Whatever you do, wherever you go in Congo, authorities will try to get as much money as they can possibly squeeze out of you. In the flying world, that means that you pay taxes to leave an airport, and taxes to land. When you land at even a private airstrip, such as Mulita, the authorities are waiting, notebooks in hand, ready to see just how much money they can get out of you. There are no official fees, so it’s each man for himself to come up with the most creative, or ridiculous excuses to charge. After our dinner, we were told that the “tax people” needed to see us, so we went outside the house to a round hut with a bench circling the entire inside. 21 people plus Joey and me filled every space. There was one tax guy who spoke seriously to Joey in French for at least 20 minutes while everyone listened. When it was over, I asked Joey to translate. The tax man had said there wasn’t enough time now, so they would come back at 8 pm. At the appointed time, they returned, only to say that it was too late and they would come back in the morning at 7 am. This was the time I had arranged to get started on the photography, so they changed my departure to 7:30 am.
The tax people showed up at the appointed time the next morning, and proceeded, over the course of two hours, to try to charge us $150 for each of three supposed penalties of not having copies of our visas and yellow-fever cards. Joey pointed out that we were in the middle of nowhere, and we had already passed legally into the country in Bunia, and we didn’t have to show them anything. By 8 am I was feeling panicky. I had lost my precious 2 hours of shooting the day before, and now I had lost another hour, and was down to three total, including interviews. I started to become the pushy American, as nicely pushy as I could be. I pointed at a guy in a white jacket and red tie sitting on the couch watching the tax discussion. “Are you a doctor with the hospital?” I asked.
He nodded. “Come with me, then, and show me around.” As I walked through the hospital grounds, we collected another entourage of people who followed us into every room, no matter how small, and tried to get into every picture. The red-tie guy, as I called him, managed to get into most of my shots, claiming he was the doctor for everything. I finally started to shoo the crowd out of the room when I shot, and set up nearly every picture in order to get what I needed. I just hoped that they didn’t look too posed.
Joey acted as my interpreter (when he wasn’t fighting to keep his money from the hands of the tax people). His style is what I’d call telegram interpreting. Example… Me: “Where do they get their water?” Them: Three people answer, talking for several minutes. Joey: “From the river.”
Although the people in charge were incredibly warm and welcoming, it will go in my top 10 weirdest, most humorous, and most frustrating shoots.
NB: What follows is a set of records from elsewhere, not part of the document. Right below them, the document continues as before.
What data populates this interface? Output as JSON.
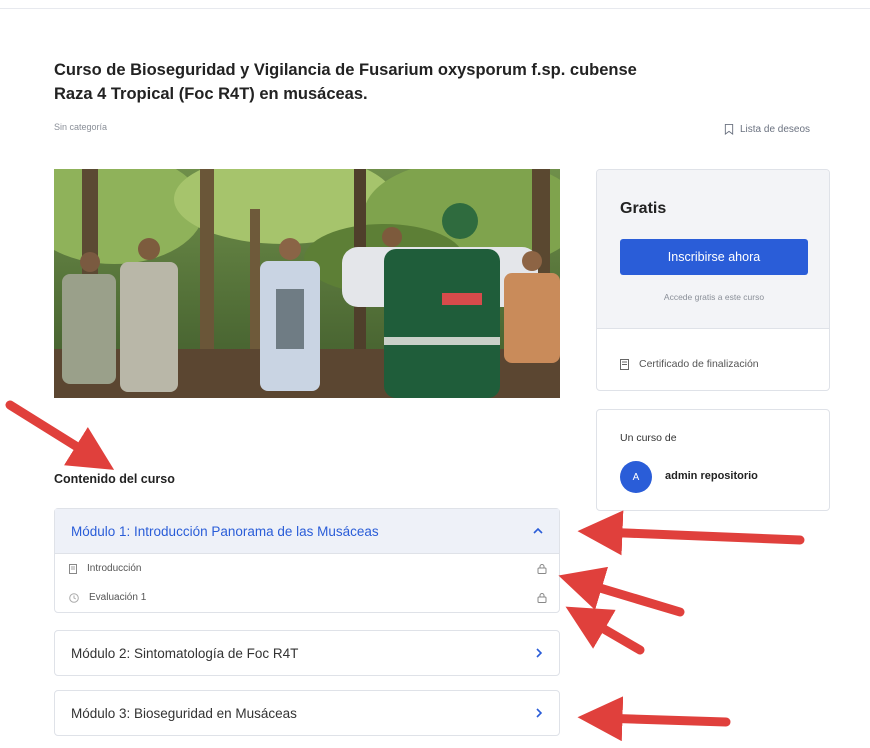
{
  "course": {
    "title": "Curso de Bioseguridad y Vigilancia de Fusarium oxysporum f.sp. cubense Raza 4 Tropical (Foc R4T) en musáceas.",
    "category": "Sin categoría",
    "wishlist_label": "Lista de deseos",
    "photo_alt": "bookmark-icon"
  },
  "pricing": {
    "price": "Gratis",
    "enroll_label": "Inscribirse ahora",
    "free_note": "Accede gratis a este curso",
    "certificate_label": "Certificado de finalización"
  },
  "instructor": {
    "by_label": "Un curso de",
    "avatar_initial": "A",
    "name": "admin repositorio"
  },
  "content": {
    "section_title": "Contenido del curso",
    "modules": [
      {
        "label": "Módulo 1: Introducción Panorama de las Musáceas",
        "lessons": [
          {
            "label": "Introducción",
            "icon": "document-icon"
          },
          {
            "label": "Evaluación 1",
            "icon": "clock-icon"
          }
        ]
      },
      {
        "label": "Módulo 2: Sintomatología de Foc R4T"
      },
      {
        "label": "Módulo 3: Bioseguridad en Musáceas"
      }
    ]
  },
  "colors": {
    "accent": "#2a5dd8",
    "annotation_arrow": "#e0403c"
  }
}
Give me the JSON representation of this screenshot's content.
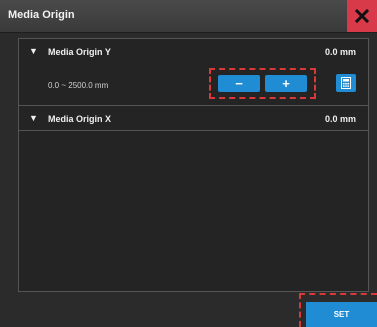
{
  "window": {
    "title": "Media Origin",
    "close_icon": "close-icon"
  },
  "rows": [
    {
      "expand_icon": "triangle-down-icon",
      "arrow": "▼",
      "label": "Media Origin Y",
      "value": "0.0 mm",
      "range": "0.0 ~ 2500.0 mm",
      "minus_label": "−",
      "plus_label": "+",
      "calculator_icon": "calculator-icon"
    },
    {
      "expand_icon": "triangle-down-icon",
      "arrow": "▼",
      "label": "Media Origin X",
      "value": "0.0 mm"
    }
  ],
  "footer": {
    "set_label": "SET"
  },
  "colors": {
    "accent": "#1f8cd4",
    "close": "#d93a4a",
    "highlight": "#d83a3a"
  }
}
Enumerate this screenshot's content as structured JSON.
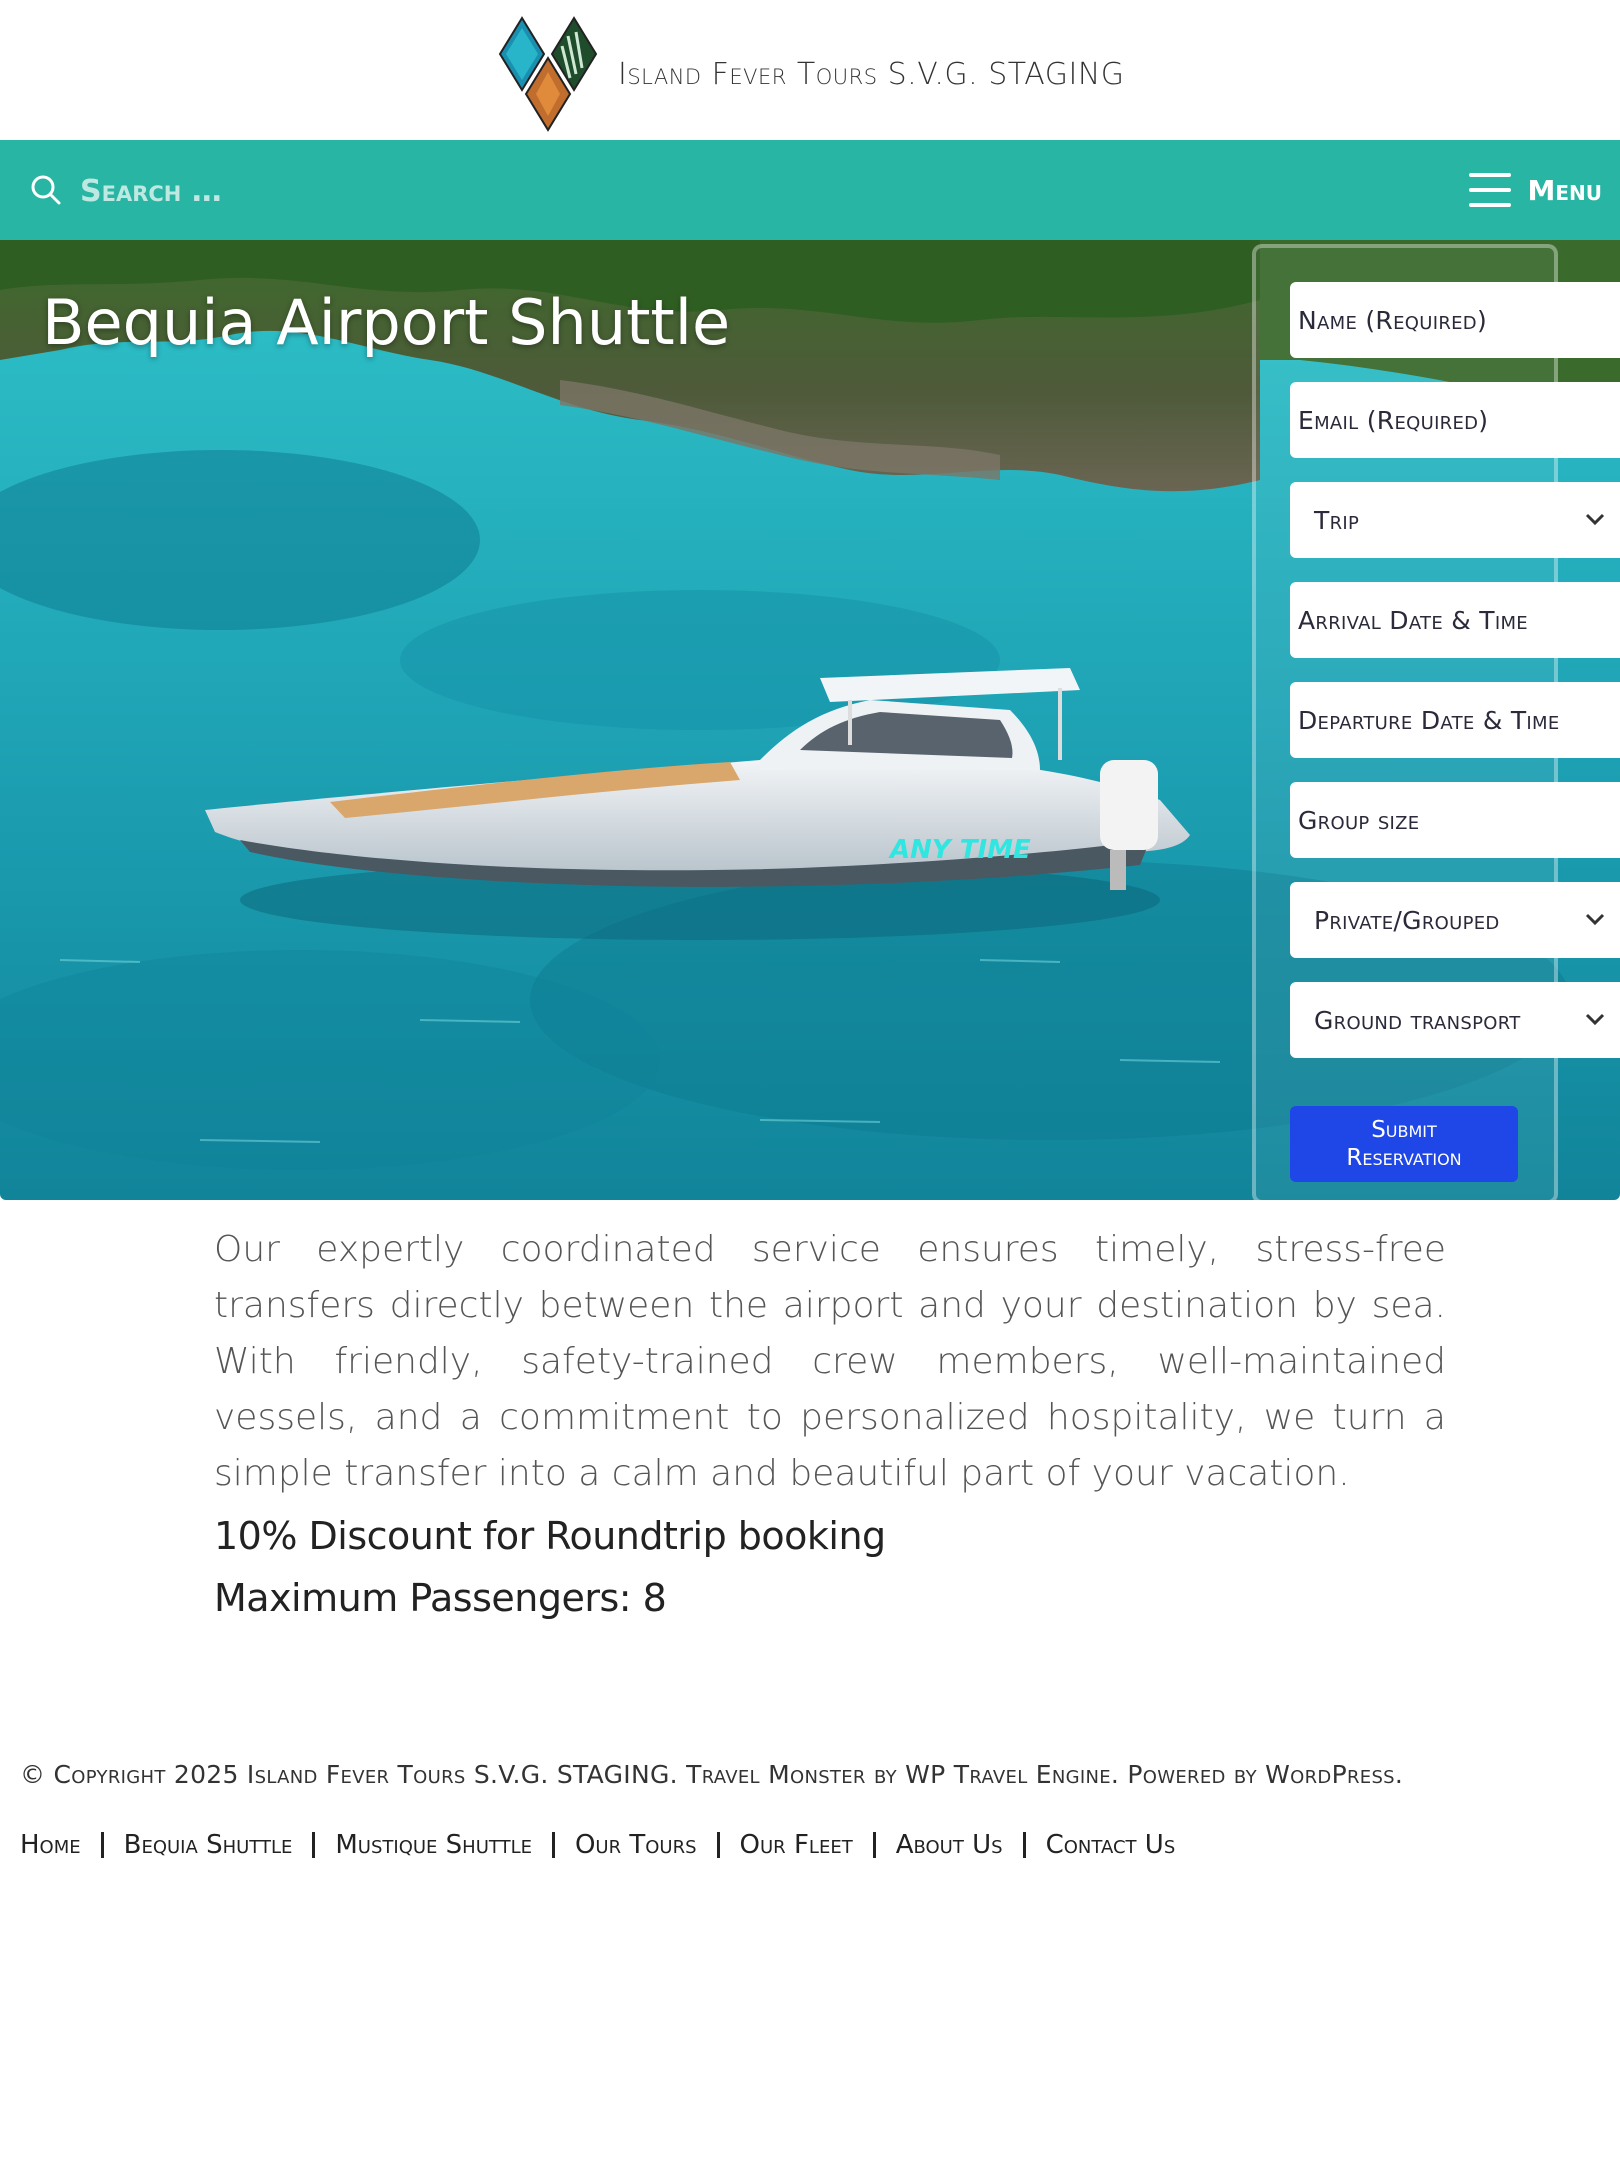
{
  "site": {
    "title": "Island Fever Tours S.V.G. STAGING"
  },
  "navbar": {
    "search_placeholder": "Search …",
    "menu_label": "Menu"
  },
  "hero": {
    "title": "Bequia Airport Shuttle",
    "boat_name": "ANY TIME"
  },
  "form": {
    "name_placeholder": "Name (Required)",
    "email_placeholder": "Email (Required)",
    "trip_selected": "Trip",
    "arrival_placeholder": "Arrival Date & Time",
    "departure_placeholder": "Departure Date & Time",
    "group_size_placeholder": "Group size",
    "private_grouped_selected": "Private/Grouped",
    "ground_transport_selected": "Ground transport",
    "submit_line1": "Submit",
    "submit_line2": "Reservation"
  },
  "content": {
    "description": "Our expertly coordinated service ensures timely, stress-free transfers directly between the airport and your destination by sea. With friendly, safety-trained crew members, well-maintained vessels, and a commitment to personalized hospitality, we turn a simple transfer into a calm and beautiful part of your vacation.",
    "discount": "10% Discount for Roundtrip booking",
    "max_passengers": "Maximum Passengers: 8"
  },
  "footer": {
    "copyright": "© Copyright 2025 Island Fever Tours S.V.G. STAGING. Travel Monster by WP Travel Engine. Powered by WordPress.",
    "nav": [
      {
        "label": "Home"
      },
      {
        "label": "Bequia Shuttle"
      },
      {
        "label": "Mustique Shuttle"
      },
      {
        "label": "Our Tours"
      },
      {
        "label": "Our Fleet"
      },
      {
        "label": "About Us"
      },
      {
        "label": "Contact Us"
      }
    ]
  },
  "colors": {
    "navbar": "#29b5a3",
    "submit_button": "#1f46e6",
    "water": "#1ea9b8"
  },
  "icons": [
    "logo-diamonds",
    "search-icon",
    "hamburger-icon",
    "chevron-down-icon"
  ]
}
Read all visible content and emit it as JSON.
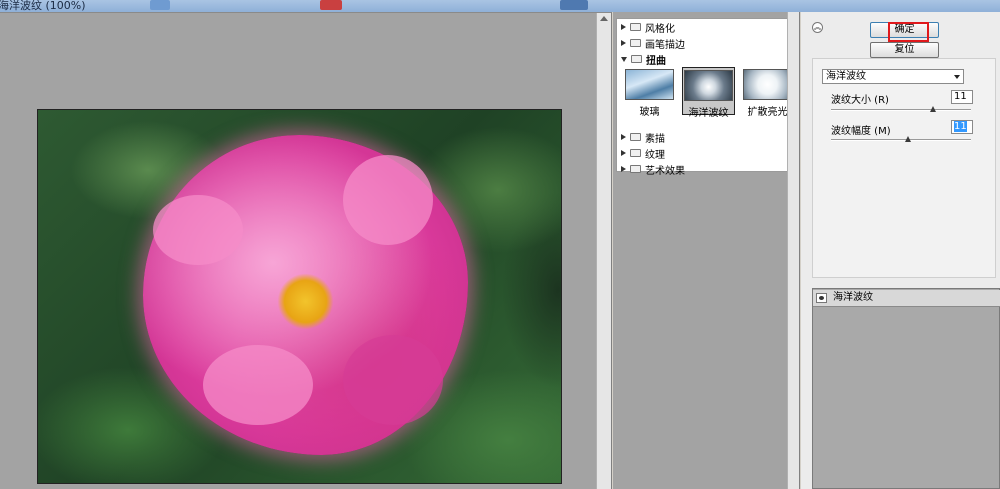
{
  "window": {
    "title": "海洋波纹 (100%)"
  },
  "gallery": {
    "categories": [
      {
        "label": "风格化",
        "expanded": false
      },
      {
        "label": "画笔描边",
        "expanded": false
      },
      {
        "label": "扭曲",
        "expanded": true
      },
      {
        "label": "素描",
        "expanded": false
      },
      {
        "label": "纹理",
        "expanded": false
      },
      {
        "label": "艺术效果",
        "expanded": false
      }
    ],
    "thumbnails": [
      {
        "label": "玻璃",
        "selected": false
      },
      {
        "label": "海洋波纹",
        "selected": true
      },
      {
        "label": "扩散亮光",
        "selected": false
      }
    ]
  },
  "buttons": {
    "ok": "确定",
    "reset": "复位"
  },
  "filter_select": {
    "value": "海洋波纹"
  },
  "params": [
    {
      "label": "波纹大小 (R)",
      "value": "11",
      "slider_fraction": 0.73
    },
    {
      "label": "波纹幅度 (M)",
      "value": "11",
      "slider_fraction": 0.55
    }
  ],
  "effect_layers": [
    {
      "name": "海洋波纹"
    }
  ],
  "colors": {
    "highlight": "#e0191c",
    "preview_bg": "#a3a3a3"
  }
}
I’ve decided that I never want to be a celebrity. There’s something intensely claustrophobic about it. However, when I returned from the trip, my brother Jon greeted me with “Hello princess,” which I didn’t mind at all.